Heaven is described as a place of rest. One reason we will rest is because we will serve God in Heaven. There will be work in Heaven! But this is not work as we often experience it today. There will not be pressing deadlines, stressful co-workers, homework assignments or bitter competition. Rather, we will feel truly fulfilled because we will work in a manner fitting to the way God has designed each of us. The pain, corruption and sin that tarnish work today will be gone forever. We will be free to work for the benefit of God, others, and ourselves. Have you ever felt truly fulfilled as a person? Have you ever felt the power of truly serving other people? That was a small taste of what work will be like in Heaven. And as a result of our work in Heaven we will experience the most peaceful and fulfilling rest imaginable.
Will there be sex in heaven? While there may not be sexual intercourse as we presently understand it, there will be deep pleasures beyond anything we can presently grasp. In his book “Miracles,” C.S. Lewis explains how sex is a signpost for an even greater fulfillment in heaven:
“I think our present outlook might be like that of a small boy who, on being told that the sexual act was the highest bodily pleasure should immediately ask whether you ate chocolates at the same time. On receiving the answer ‘No,’ he might regard absence of chocolates as the chief characteristic of sexuality. In vain would you tell him that the reason why lovers in their carnal raptures don’t bother about chocolates is that they have something better to think of. The boy knows chocolate: he does not know the positive thing that excludes it. We are in the same position. We know the sexual life; we do not know, except in glimpses, the other thing which, in Heaven, will leave no room for it.”
Will there be animals in Heaven? While the Bible does not answer this question conclusively, there are significant clues indicating that animals will be with us in Heaven. For one thing, animals have always played a significant role in God’s creation.

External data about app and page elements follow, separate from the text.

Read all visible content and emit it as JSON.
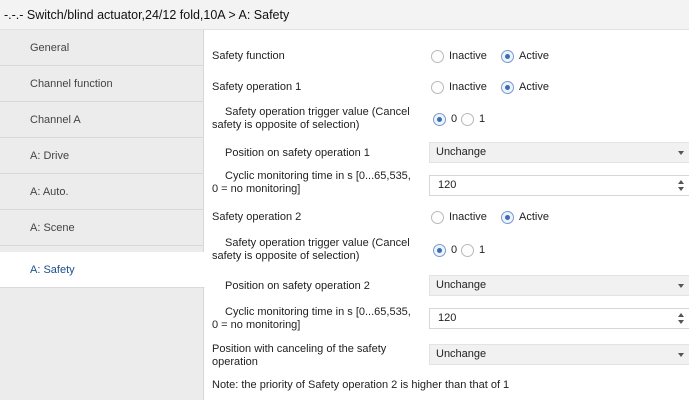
{
  "title": "-.-.- Switch/blind actuator,24/12 fold,10A > A: Safety",
  "sidebar": {
    "items": [
      {
        "label": "General"
      },
      {
        "label": "Channel function"
      },
      {
        "label": "Channel A"
      },
      {
        "label": "A: Drive"
      },
      {
        "label": "A: Auto."
      },
      {
        "label": "A: Scene"
      },
      {
        "label": "A: Safety",
        "active": true
      }
    ]
  },
  "params": {
    "safety_function": {
      "label": "Safety function",
      "opt1": "Inactive",
      "opt2": "Active",
      "selected": "Active"
    },
    "safety_op1": {
      "label": "Safety operation 1",
      "opt1": "Inactive",
      "opt2": "Active",
      "selected": "Active"
    },
    "trigger1": {
      "label_line1": "Safety operation trigger value (Cancel",
      "label_line2": "safety is opposite of  selection)",
      "opt1": "0",
      "opt2": "1",
      "selected": "0"
    },
    "position1": {
      "label": "Position on safety operation 1",
      "value": "Unchange"
    },
    "cyclic1": {
      "label_line1": "Cyclic monitoring time in s [0...65,535,",
      "label_line2": "0 = no monitoring]",
      "value": "120"
    },
    "safety_op2": {
      "label": "Safety operation 2",
      "opt1": "Inactive",
      "opt2": "Active",
      "selected": "Active"
    },
    "trigger2": {
      "label_line1": "Safety operation trigger value (Cancel",
      "label_line2": "safety is opposite of  selection)",
      "opt1": "0",
      "opt2": "1",
      "selected": "0"
    },
    "position2": {
      "label": "Position on safety operation 2",
      "value": "Unchange"
    },
    "cyclic2": {
      "label_line1": "Cyclic monitoring time in s [0...65,535,",
      "label_line2": "0 = no monitoring]",
      "value": "120"
    },
    "cancel_position": {
      "label_line1": "Position with canceling of the safety",
      "label_line2": "operation",
      "value": "Unchange"
    }
  },
  "note": "Note: the priority of Safety operation 2 is higher than that of 1"
}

Animals populated the Garden of Eden, God saved them in the flood, and they were present at the birth of Christ. And there is precedent for believing they will populate Eden restored as well. Consider Isaiah 11:6 “The leopard will lie down with the goat, the calf and the lion and the yearling together, and a little child will lead them.”
Second, the Bible teaches that animals have souls (Genesis 1:30; 2:7). While they are not human souls and animals are not made in the image of God, animals and humans do share a unique feature: they are living beings. This does not guarantee that animals survive death but it does indicate that God may have a future plan for animals as he does for both mankind and Earth. It would be consistent with God’s character for Him to populate Heaven with animals.
The truth about Heaven
Heaven is not merely a lofty idea created to give people comfort amid the pain of life. Rather, Heaven is a real place, awaiting believers in Jesus after their death. As Jesus demonstrated in his resurrection, death is not the end but merely a portal into eternal life. Shortly before his death Jesus put it this way: “In My Father’s house are many dwelling places; if it were not so, I would have told you; for I go to prepare a place for you” (John 14:2).
Have you taken the time to really reflect on the reality of Heaven? When we die we will eternally be with our Creator! Do you get goose-bumps just thinking about it? Are you eagerly anticipating the day when this life ends and you enter into God’s presence forever without any of the painful effects of sin? If not, it may be possible that you have lost a vision for the majesty, beauty and power of heaven.
by Sean McDowell
McDowell is an expert in the biblical worldview, an assistant professor in the Master of Arts program in Christian Apologetics at Biola University. He also serves as head of the Bible Department at Capistrano Valley Christian Schools.